‘Two things the finance minister said is that there is food in store but they can’t get it out.
‘While he was optimistic about crop planting, as a major supplier of wheat and cooking oil, he said we have no way of shipping it out and that is getting worse.
‘It is a major worry for this country and a major worry for the developing world.’
Mr Bailey shrugged off criticism from politicians, saying it was ‘not a world that I particularly respond to at all’.
He said he was ‘always’ concerned about ensuring the Bank’s independence.
‘This is the biggest test of the monetary policy framework that we have had in 25 years, no question about that,’ he said.
‘What I would say to these people is that this is when both the independence of the bank and the target framework and the nominal anchor matter more than ever, frankly. More than in the good times, the easy times as it were.’
Earlier, Mr Stride was asked on BBC Radio 4’s Today Programme if the Bank of England had failed on inflation.
The Tory MP stressed that the UK was not ‘unique’, pointing to the shock of the Ukraine war.

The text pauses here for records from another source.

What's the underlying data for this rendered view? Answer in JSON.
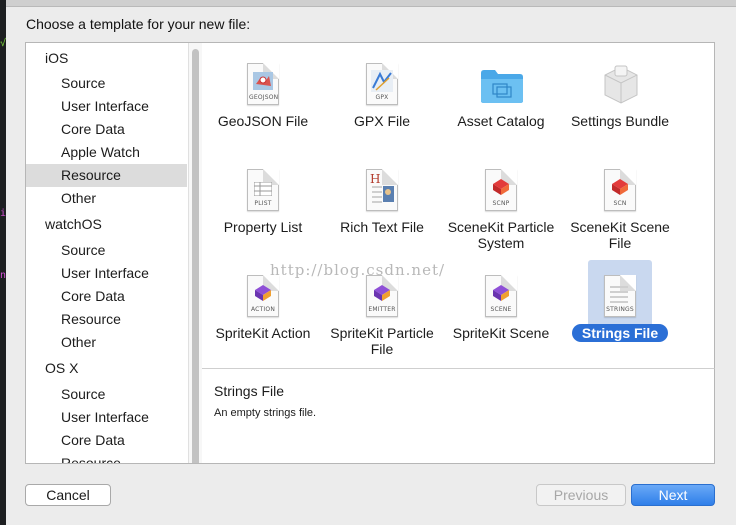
{
  "dialog": {
    "title": "Choose a template for your new file:"
  },
  "sidebar": {
    "rows": [
      {
        "label": "iOS",
        "kind": "section"
      },
      {
        "label": "Source",
        "kind": "item"
      },
      {
        "label": "User Interface",
        "kind": "item"
      },
      {
        "label": "Core Data",
        "kind": "item"
      },
      {
        "label": "Apple Watch",
        "kind": "item"
      },
      {
        "label": "Resource",
        "kind": "item",
        "selected": true
      },
      {
        "label": "Other",
        "kind": "item"
      },
      {
        "label": "watchOS",
        "kind": "section"
      },
      {
        "label": "Source",
        "kind": "item"
      },
      {
        "label": "User Interface",
        "kind": "item"
      },
      {
        "label": "Core Data",
        "kind": "item"
      },
      {
        "label": "Resource",
        "kind": "item"
      },
      {
        "label": "Other",
        "kind": "item"
      },
      {
        "label": "OS X",
        "kind": "section"
      },
      {
        "label": "Source",
        "kind": "item"
      },
      {
        "label": "User Interface",
        "kind": "item"
      },
      {
        "label": "Core Data",
        "kind": "item"
      },
      {
        "label": "Resource",
        "kind": "item"
      }
    ]
  },
  "templates": [
    {
      "label": "GeoJSON File",
      "icon": "geojson-file-icon",
      "tag": "GEOJSON"
    },
    {
      "label": "GPX File",
      "icon": "gpx-file-icon",
      "tag": "GPX"
    },
    {
      "label": "Asset Catalog",
      "icon": "folder-icon"
    },
    {
      "label": "Settings Bundle",
      "icon": "settings-bundle-icon"
    },
    {
      "label": "Property List",
      "icon": "plist-file-icon",
      "tag": "PLIST"
    },
    {
      "label": "Rich Text File",
      "icon": "rich-text-file-icon"
    },
    {
      "label": "SceneKit Particle System",
      "icon": "scenekit-particle-icon",
      "tag": "SCNP"
    },
    {
      "label": "SceneKit Scene File",
      "icon": "scenekit-scene-icon",
      "tag": "SCN"
    },
    {
      "label": "SpriteKit Action",
      "icon": "spritekit-action-icon",
      "tag": "ACTION"
    },
    {
      "label": "SpriteKit Particle File",
      "icon": "spritekit-particle-icon",
      "tag": "EMITTER"
    },
    {
      "label": "SpriteKit Scene",
      "icon": "spritekit-scene-icon",
      "tag": "SCENE"
    },
    {
      "label": "Strings File",
      "icon": "strings-file-icon",
      "tag": "STRINGS",
      "selected": true
    }
  ],
  "watermark": "http://blog.csdn.net/",
  "description": {
    "title": "Strings File",
    "text": "An empty strings file."
  },
  "buttons": {
    "cancel": "Cancel",
    "previous": "Previous",
    "next": "Next"
  },
  "colors": {
    "accent": "#2b6fd6",
    "selection_bg": "#c9d8ef",
    "sidebar_selected": "#dcdcdc"
  }
}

‘Undoubtedly if you look at the headline figures having a target of 2 per cent and moving up to beyond 10 per cent this autumn as is forecast is not a good look,’ he said.
‘It’s fair to say we are not unique in that position – there are a number of countries around the world, US and Spain and Eurozone have worst inflation than we do at the moment.

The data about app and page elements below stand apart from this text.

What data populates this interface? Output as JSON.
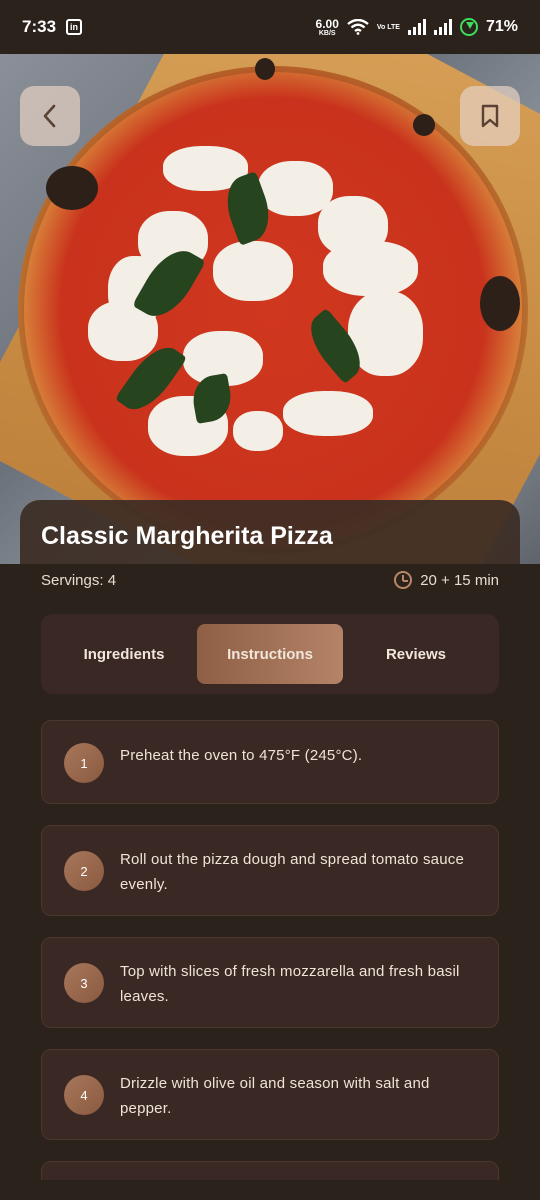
{
  "status_bar": {
    "time": "7:33",
    "app_icon": "in",
    "net_speed": "6.00",
    "net_unit": "KB/S",
    "volte": "Vo LTE",
    "battery": "71%"
  },
  "hero": {
    "title": "Classic Margherita Pizza"
  },
  "meta": {
    "servings": "Servings: 4",
    "time": "20 + 15 min"
  },
  "tabs": [
    {
      "label": "Ingredients",
      "active": false
    },
    {
      "label": "Instructions",
      "active": true
    },
    {
      "label": "Reviews",
      "active": false
    }
  ],
  "steps": [
    {
      "number": "1",
      "text": "Preheat the oven to 475°F (245°C)."
    },
    {
      "number": "2",
      "text": "Roll out the pizza dough and spread tomato sauce evenly."
    },
    {
      "number": "3",
      "text": "Top with slices of fresh mozzarella and fresh basil leaves."
    },
    {
      "number": "4",
      "text": "Drizzle with olive oil and season with salt and pepper."
    }
  ],
  "colors": {
    "background": "#2b221c",
    "card": "#3a2824",
    "accent": "#b48368"
  }
}
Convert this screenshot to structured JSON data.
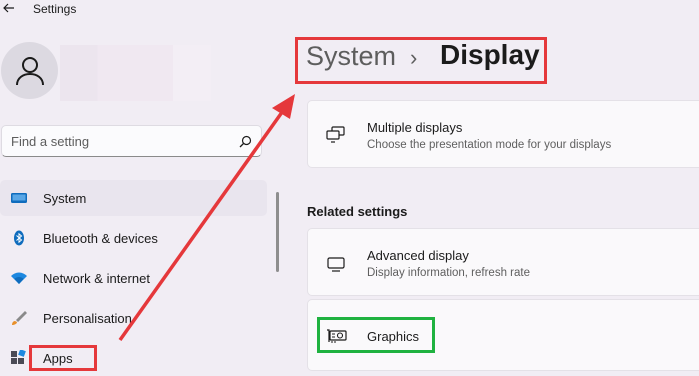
{
  "window": {
    "title": "Settings"
  },
  "account": {},
  "search": {
    "placeholder": "Find a setting"
  },
  "nav": {
    "items": [
      {
        "label": "System",
        "icon": "system-monitor-icon",
        "selected": true
      },
      {
        "label": "Bluetooth & devices",
        "icon": "bluetooth-icon"
      },
      {
        "label": "Network & internet",
        "icon": "wifi-icon"
      },
      {
        "label": "Personalisation",
        "icon": "brush-icon"
      },
      {
        "label": "Apps",
        "icon": "apps-icon"
      }
    ]
  },
  "header": {
    "parent": "System",
    "separator": "›",
    "current": "Display"
  },
  "cards": {
    "multiple_displays": {
      "title": "Multiple displays",
      "subtitle": "Choose the presentation mode for your displays",
      "icon": "multiple-displays-icon"
    },
    "related_heading": "Related settings",
    "advanced_display": {
      "title": "Advanced display",
      "subtitle": "Display information, refresh rate",
      "icon": "monitor-icon"
    },
    "graphics": {
      "title": "Graphics",
      "icon": "graphics-card-icon"
    }
  },
  "annotations": {
    "red": "#e5383b",
    "green": "#1fb240"
  }
}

‘The area where you can really criticise the Bank..is around what’s happening in the labour market which has become very overheated and I think we are now in the foothills of a wage-price spiral with wage chasing higher prices leading to higher wages in turn.’

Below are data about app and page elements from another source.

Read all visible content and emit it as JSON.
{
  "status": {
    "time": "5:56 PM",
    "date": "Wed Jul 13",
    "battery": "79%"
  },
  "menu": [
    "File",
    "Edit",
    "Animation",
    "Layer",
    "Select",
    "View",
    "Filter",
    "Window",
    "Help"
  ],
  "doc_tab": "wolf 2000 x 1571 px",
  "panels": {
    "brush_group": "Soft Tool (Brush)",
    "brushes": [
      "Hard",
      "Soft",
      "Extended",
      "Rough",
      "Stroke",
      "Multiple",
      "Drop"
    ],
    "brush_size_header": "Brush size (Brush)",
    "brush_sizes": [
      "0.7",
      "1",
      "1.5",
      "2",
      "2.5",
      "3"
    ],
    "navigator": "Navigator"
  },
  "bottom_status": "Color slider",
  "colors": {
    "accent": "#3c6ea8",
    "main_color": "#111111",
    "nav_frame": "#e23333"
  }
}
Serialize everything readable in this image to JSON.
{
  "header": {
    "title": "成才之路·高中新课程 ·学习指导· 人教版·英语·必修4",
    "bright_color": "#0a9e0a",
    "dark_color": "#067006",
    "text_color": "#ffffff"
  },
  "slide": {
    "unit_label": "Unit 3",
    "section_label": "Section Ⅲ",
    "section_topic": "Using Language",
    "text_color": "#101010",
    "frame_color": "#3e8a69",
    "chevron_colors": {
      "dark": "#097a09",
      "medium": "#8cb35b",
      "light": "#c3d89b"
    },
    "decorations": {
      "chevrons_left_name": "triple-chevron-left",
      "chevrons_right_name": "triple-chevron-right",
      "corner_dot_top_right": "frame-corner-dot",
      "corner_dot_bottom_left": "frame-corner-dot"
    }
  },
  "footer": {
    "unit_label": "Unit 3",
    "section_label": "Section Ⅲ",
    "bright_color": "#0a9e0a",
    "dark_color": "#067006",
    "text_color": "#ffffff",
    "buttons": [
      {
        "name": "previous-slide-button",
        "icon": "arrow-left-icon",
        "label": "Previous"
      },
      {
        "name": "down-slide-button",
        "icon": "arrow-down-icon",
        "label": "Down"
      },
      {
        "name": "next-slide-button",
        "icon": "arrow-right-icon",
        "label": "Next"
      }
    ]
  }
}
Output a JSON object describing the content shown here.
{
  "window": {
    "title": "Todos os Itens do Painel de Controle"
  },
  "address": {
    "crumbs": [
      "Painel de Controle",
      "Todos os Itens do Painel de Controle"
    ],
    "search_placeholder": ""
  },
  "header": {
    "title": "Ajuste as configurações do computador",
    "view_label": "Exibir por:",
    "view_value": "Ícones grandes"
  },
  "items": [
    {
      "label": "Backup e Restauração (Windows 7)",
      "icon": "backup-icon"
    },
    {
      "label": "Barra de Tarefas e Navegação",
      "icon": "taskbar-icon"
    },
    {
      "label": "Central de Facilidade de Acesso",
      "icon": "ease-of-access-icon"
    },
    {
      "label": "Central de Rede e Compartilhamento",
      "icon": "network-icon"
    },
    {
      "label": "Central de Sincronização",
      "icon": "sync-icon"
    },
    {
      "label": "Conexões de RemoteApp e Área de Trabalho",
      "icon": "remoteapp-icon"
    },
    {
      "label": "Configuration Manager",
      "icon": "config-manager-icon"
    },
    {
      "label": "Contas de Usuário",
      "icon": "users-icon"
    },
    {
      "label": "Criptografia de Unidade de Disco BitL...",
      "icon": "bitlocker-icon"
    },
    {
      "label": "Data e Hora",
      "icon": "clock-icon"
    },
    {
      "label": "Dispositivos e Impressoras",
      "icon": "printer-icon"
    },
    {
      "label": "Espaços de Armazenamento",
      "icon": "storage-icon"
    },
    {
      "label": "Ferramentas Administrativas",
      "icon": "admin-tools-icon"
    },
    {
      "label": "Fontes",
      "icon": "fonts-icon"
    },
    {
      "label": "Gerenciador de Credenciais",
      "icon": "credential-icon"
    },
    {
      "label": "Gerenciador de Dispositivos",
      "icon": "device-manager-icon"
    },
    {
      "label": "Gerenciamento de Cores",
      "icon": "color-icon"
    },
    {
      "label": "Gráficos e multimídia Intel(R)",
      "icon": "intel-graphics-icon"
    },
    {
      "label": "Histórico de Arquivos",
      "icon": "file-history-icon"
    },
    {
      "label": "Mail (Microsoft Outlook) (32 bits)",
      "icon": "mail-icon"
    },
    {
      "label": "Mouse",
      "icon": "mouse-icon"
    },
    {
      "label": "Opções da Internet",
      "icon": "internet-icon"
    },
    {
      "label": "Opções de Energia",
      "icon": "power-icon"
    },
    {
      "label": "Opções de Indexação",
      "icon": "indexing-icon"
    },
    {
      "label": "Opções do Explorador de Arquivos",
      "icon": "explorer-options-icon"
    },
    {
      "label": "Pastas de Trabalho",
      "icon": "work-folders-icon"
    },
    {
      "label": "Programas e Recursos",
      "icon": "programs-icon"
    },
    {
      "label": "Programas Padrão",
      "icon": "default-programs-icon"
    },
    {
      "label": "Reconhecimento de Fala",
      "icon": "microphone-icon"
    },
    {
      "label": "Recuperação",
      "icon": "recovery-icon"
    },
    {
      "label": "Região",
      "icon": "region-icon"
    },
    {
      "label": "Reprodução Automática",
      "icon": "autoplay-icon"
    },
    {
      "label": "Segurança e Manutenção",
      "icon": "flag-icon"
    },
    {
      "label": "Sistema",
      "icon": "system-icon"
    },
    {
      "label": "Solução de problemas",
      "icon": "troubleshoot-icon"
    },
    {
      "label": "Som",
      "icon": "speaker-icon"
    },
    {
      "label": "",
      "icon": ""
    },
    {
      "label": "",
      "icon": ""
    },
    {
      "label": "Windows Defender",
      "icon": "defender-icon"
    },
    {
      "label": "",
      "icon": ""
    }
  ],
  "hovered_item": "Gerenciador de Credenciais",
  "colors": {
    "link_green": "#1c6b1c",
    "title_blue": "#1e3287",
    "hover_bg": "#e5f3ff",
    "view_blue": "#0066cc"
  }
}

Business Secretary Kwasi Kwarteng admitted yesterday that the Bank missing its two per cent inflation target was ‘clearly’ an issue.
However, he argued that Mr Bailey was ‘doing a good job in difficult times’.
‘It is a matter of fact that when the Bank of England became independent in 1997 they had an inflation target of two per cent,’ Mr Kwarteng told Sky News’ Sophy Ridge on Sunday show.
‘And inflation is running almost into double digits now, so that is an issue clearly.
‘But I think Andrew Bailey is doing a good job in difficult times.
‘These are completely unprecedented times, we’ve had the Covid pandemic, we’ve had a huge spike in economic activity after the lockdown restrictions were eased.
‘And then, of course, you’ve got this war in Europe for the first time in 70 years with tanks rolling into European territory.
‘So all of these things mean it’s a very difficult time and I think he’s doing a reasonable job.’
One Cabinet minister was quoted by the Sunday Telegraph as saying government figures were ‘now questioning its independence’.
They said the Bank’s handling of inflation raised ‘fundamental questions’ about the Bank’s ‘preparedness and how match fit some of these institutions are’.
Mr Sunak was also put under pressure to take greater steps to hold the Bank to account.
Lord Forsyth, a former Cabinet minister and the chairman of the House of Lords’ economic affairs committee, said: ‘The first thing the Bank needs to do is acknowledge they made a mistake and say what they are going to do about it.
‘One has the impression they are rather ostrich-like.’
Mel Stride, who chairs the Treasury Select Committee, said the Bank’s changing inflation forecasts was not a ‘good look’. Separately, Rishi Sunak has said a windfall tax for energy firms is ‘on the table’
Mr Stride also said ‘there is a case’ for a windfall tax on energy giants to help families deal with the cost-of-living crisis.
Mr Kwarteng poured cold water on the idea yesterday, even though Rishi Sunak has said it is ‘on the table’.
Mr Stride said: ‘I think you have to take a balanced view of all these things, Kwasi’s absolutely right that, in principle, putting up taxes unannounced, effectively, retrospectively, just puts a large sign up that says, ‘it’s not a good place to invest’, and we don’t want to do that.
‘At the same time, we are in extraordinary circumstances, the supernormal profits that these companies have made are vast, and I personally think there is a case now for looking at a one-off windfall tax and channelling that money in towards those who are really struggling and are bearing the brunt of these cost-of-living challenges.’